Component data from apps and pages
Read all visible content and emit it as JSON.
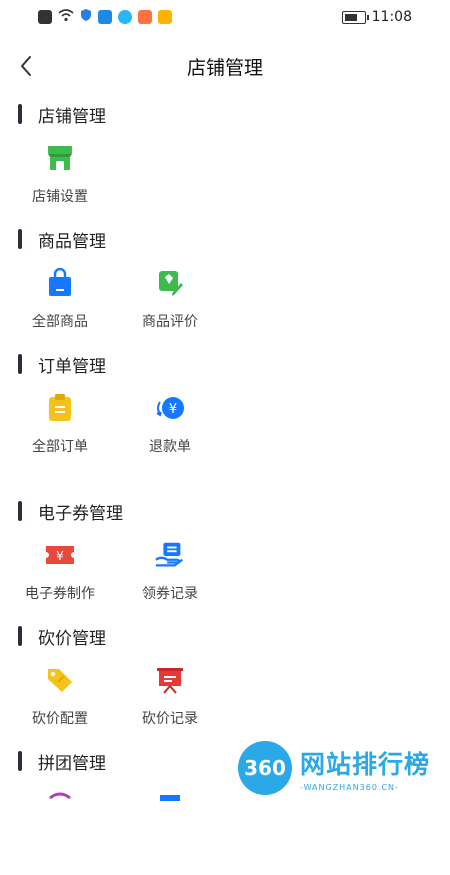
{
  "status_bar": {
    "time": "11:08"
  },
  "header": {
    "title": "店铺管理"
  },
  "sections": [
    {
      "title": "店铺管理",
      "items": [
        {
          "label": "店铺设置",
          "icon": "store-icon"
        }
      ]
    },
    {
      "title": "商品管理",
      "items": [
        {
          "label": "全部商品",
          "icon": "shopping-bag-icon"
        },
        {
          "label": "商品评价",
          "icon": "tag-edit-icon"
        }
      ]
    },
    {
      "title": "订单管理",
      "items": [
        {
          "label": "全部订单",
          "icon": "clipboard-icon"
        },
        {
          "label": "退款单",
          "icon": "refund-yen-icon"
        }
      ]
    },
    {
      "title": "电子券管理",
      "items": [
        {
          "label": "电子券制作",
          "icon": "coupon-yen-icon"
        },
        {
          "label": "领券记录",
          "icon": "coupon-hand-icon"
        }
      ]
    },
    {
      "title": "砍价管理",
      "items": [
        {
          "label": "砍价配置",
          "icon": "price-tag-icon"
        },
        {
          "label": "砍价记录",
          "icon": "board-icon"
        }
      ]
    },
    {
      "title": "拼团管理",
      "items": []
    }
  ],
  "watermark": {
    "logo_text": "360",
    "title": "网站排行榜",
    "subtitle": "-WANGZHAN360.CN-"
  },
  "colors": {
    "accent_blue": "#1677ff",
    "green": "#3dbb4c",
    "yellow": "#f5c21b",
    "red": "#e64a3c",
    "watermark": "#2aa8e8"
  }
}
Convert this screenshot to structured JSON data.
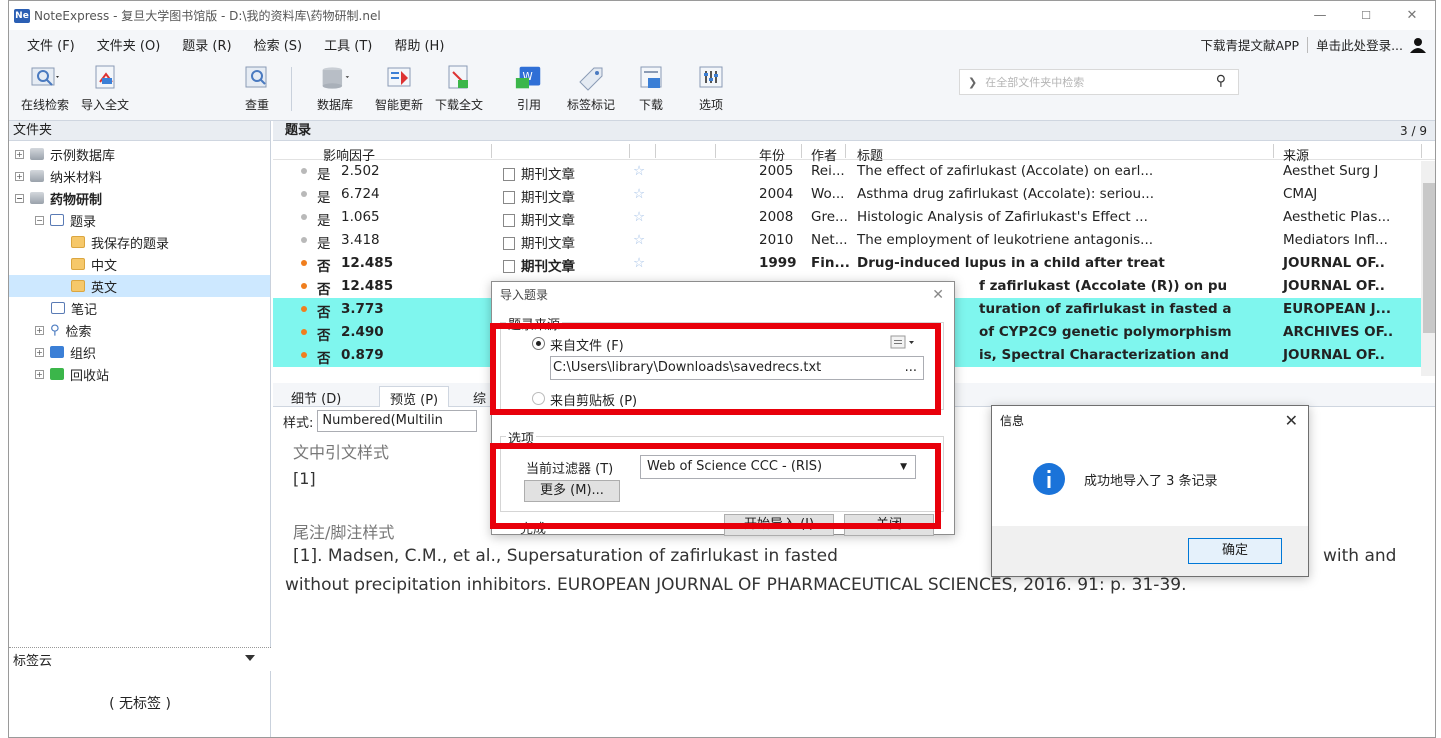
{
  "window": {
    "title": "NoteExpress - 复旦大学图书馆版 - D:\\我的资料库\\药物研制.nel",
    "app_icon": "Ne",
    "controls": {
      "minimize": "—",
      "maximize": "☐",
      "close": "✕"
    }
  },
  "menu": {
    "items": [
      "文件 (F)",
      "文件夹 (O)",
      "题录 (R)",
      "检索 (S)",
      "工具 (T)",
      "帮助 (H)"
    ],
    "right": {
      "app_link": "下载青提文献APP",
      "login": "单击此处登录..."
    }
  },
  "toolbar": {
    "buttons": [
      "在线检索",
      "导入全文",
      "查重",
      "数据库",
      "智能更新",
      "下载全文",
      "引用",
      "标签标记",
      "下载",
      "选项"
    ],
    "search_placeholder": "在全部文件夹中检索"
  },
  "left_panel": {
    "header": "文件夹",
    "tree": [
      {
        "label": "示例数据库"
      },
      {
        "label": "纳米材料"
      },
      {
        "label": "药物研制"
      },
      {
        "label": "题录"
      },
      {
        "label": "我保存的题录"
      },
      {
        "label": "中文"
      },
      {
        "label": "英文"
      },
      {
        "label": "笔记"
      },
      {
        "label": "检索"
      },
      {
        "label": "组织"
      },
      {
        "label": "回收站"
      }
    ],
    "tag_cloud": {
      "header": "标签云",
      "empty": "( 无标签 )"
    }
  },
  "list": {
    "header": "题录",
    "count": "3 / 9",
    "columns": {
      "impact": "影响因子",
      "year": "年份",
      "author": "作者",
      "title": "标题",
      "source": "来源"
    },
    "rows": [
      {
        "read": "是",
        "impact": "2.502",
        "type": "期刊文章",
        "year": "2005",
        "author": "Rei...",
        "title": "The effect of zafirlukast (Accolate) on earl...",
        "source": "Aesthet Surg J"
      },
      {
        "read": "是",
        "impact": "6.724",
        "type": "期刊文章",
        "year": "2004",
        "author": "Wo...",
        "title": "Asthma drug zafirlukast (Accolate): seriou...",
        "source": "CMAJ"
      },
      {
        "read": "是",
        "impact": "1.065",
        "type": "期刊文章",
        "year": "2008",
        "author": "Gre...",
        "title": "Histologic Analysis of Zafirlukast's Effect ...",
        "source": "Aesthetic Plas..."
      },
      {
        "read": "是",
        "impact": "3.418",
        "type": "期刊文章",
        "year": "2010",
        "author": "Net...",
        "title": "The employment of leukotriene antagonis...",
        "source": "Mediators Infl..."
      },
      {
        "read": "否",
        "impact": "12.485",
        "type": "期刊文章",
        "year": "1999",
        "author": "Fin...",
        "title": "Drug-induced lupus in a child after treat",
        "source": "JOURNAL OF.."
      },
      {
        "read": "否",
        "impact": "12.485",
        "title": "f zafirlukast (Accolate (R)) on pu",
        "source": "JOURNAL OF.."
      },
      {
        "read": "否",
        "impact": "3.773",
        "title": "turation of zafirlukast in fasted a",
        "source": "EUROPEAN J..."
      },
      {
        "read": "否",
        "impact": "2.490",
        "title": "of CYP2C9 genetic polymorphism",
        "source": "ARCHIVES OF.."
      },
      {
        "read": "否",
        "impact": "0.879",
        "title": "is, Spectral Characterization and",
        "source": "JOURNAL OF.."
      }
    ]
  },
  "tabs": {
    "detail": "细节 (D)",
    "preview": "预览 (P)",
    "third": "综"
  },
  "style": {
    "label": "样式:",
    "value": "Numbered(Multilin"
  },
  "preview": {
    "in_text_heading": "文中引文样式",
    "in_text_value": "[1]",
    "footnote_heading": "尾注/脚注样式",
    "footnote_line1_left": "[1].    Madsen, C.M., et al., Supersaturation of zafirlukast in fasted",
    "footnote_line1_right": "with and",
    "footnote_line2": "without precipitation inhibitors. EUROPEAN JOURNAL OF PHARMACEUTICAL SCIENCES, 2016. 91: p. 31-39."
  },
  "import_dialog": {
    "title": "导入题录",
    "source_group": "题录来源",
    "from_file": "来自文件 (F)",
    "file_path": "C:\\Users\\library\\Downloads\\savedrecs.txt",
    "browse": "...",
    "from_clipboard": "来自剪贴板 (P)",
    "options_group": "选项",
    "filter_label": "当前过滤器 (T)",
    "filter_value": "Web of Science CCC - (RIS)",
    "more": "更多 (M)...",
    "start": "开始导入 (I)",
    "close": "关闭",
    "done": "完成"
  },
  "info_dialog": {
    "title": "信息",
    "message": "成功地导入了 3 条记录",
    "ok": "确定"
  },
  "colors": {
    "highlight": "#7ff6ee",
    "accent_red": "#e8000b",
    "orange_dot": "#f07e1e",
    "info_blue": "#1a73d9"
  }
}
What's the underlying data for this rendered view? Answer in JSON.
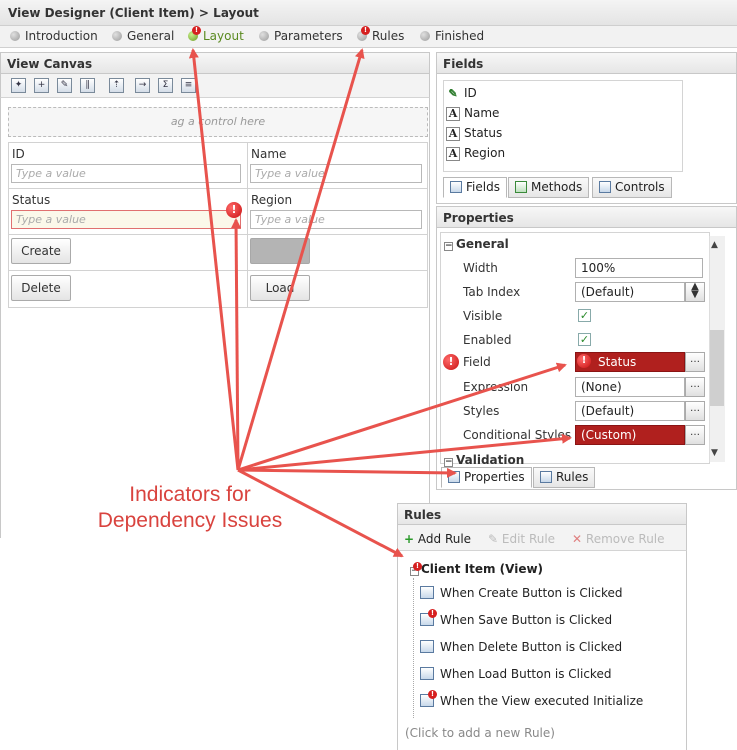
{
  "title": "View Designer (Client Item) > Layout",
  "steps": [
    {
      "label": "Introduction",
      "active": false,
      "warning": false
    },
    {
      "label": "General",
      "active": false,
      "warning": false
    },
    {
      "label": "Layout",
      "active": true,
      "warning": true
    },
    {
      "label": "Parameters",
      "active": false,
      "warning": false
    },
    {
      "label": "Rules",
      "active": false,
      "warning": true
    },
    {
      "label": "Finished",
      "active": false,
      "warning": false
    }
  ],
  "canvas": {
    "title": "View Canvas",
    "dropzone": "ag a control here",
    "fields": {
      "id_label": "ID",
      "name_label": "Name",
      "status_label": "Status",
      "region_label": "Region",
      "placeholder": "Type a value"
    },
    "buttons": {
      "create": "Create",
      "delete": "Delete",
      "load": "Load"
    }
  },
  "fields_panel": {
    "title": "Fields",
    "items": [
      "ID",
      "Name",
      "Status",
      "Region"
    ],
    "tabs": [
      "Fields",
      "Methods",
      "Controls"
    ]
  },
  "properties": {
    "title": "Properties",
    "general": "General",
    "rows": [
      {
        "label": "Width",
        "value": "100%"
      },
      {
        "label": "Tab Index",
        "value": "(Default)"
      },
      {
        "label": "Visible",
        "value": ""
      },
      {
        "label": "Enabled",
        "value": ""
      },
      {
        "label": "Field",
        "value": "Status"
      },
      {
        "label": "Expression",
        "value": "(None)"
      },
      {
        "label": "Styles",
        "value": "(Default)"
      },
      {
        "label": "Conditional Styles",
        "value": "(Custom)"
      }
    ],
    "validation": "Validation",
    "tabs": [
      "Properties",
      "Rules"
    ]
  },
  "rules": {
    "title": "Rules",
    "toolbar": [
      "Add Rule",
      "Edit Rule",
      "Remove Rule"
    ],
    "root": "Client Item (View)",
    "items": [
      "When Create Button is Clicked",
      "When Save Button is Clicked",
      "When Delete Button is Clicked",
      "When Load Button is Clicked",
      "When the View executed Initialize"
    ],
    "hint": "(Click to add a new Rule)"
  },
  "annotation": {
    "line1": "Indicators for",
    "line2": "Dependency Issues"
  },
  "colors": {
    "accent": "#d9433e",
    "error": "#b0201e",
    "active_step": "#5a8a20"
  }
}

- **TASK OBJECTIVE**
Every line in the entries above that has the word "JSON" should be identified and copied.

- **WORKED SOLUTION**
Read all visible content and emit it as JSON.
Convert this screenshot to structured JSON data.
What's the underlying data for this rendered view? Answer in JSON.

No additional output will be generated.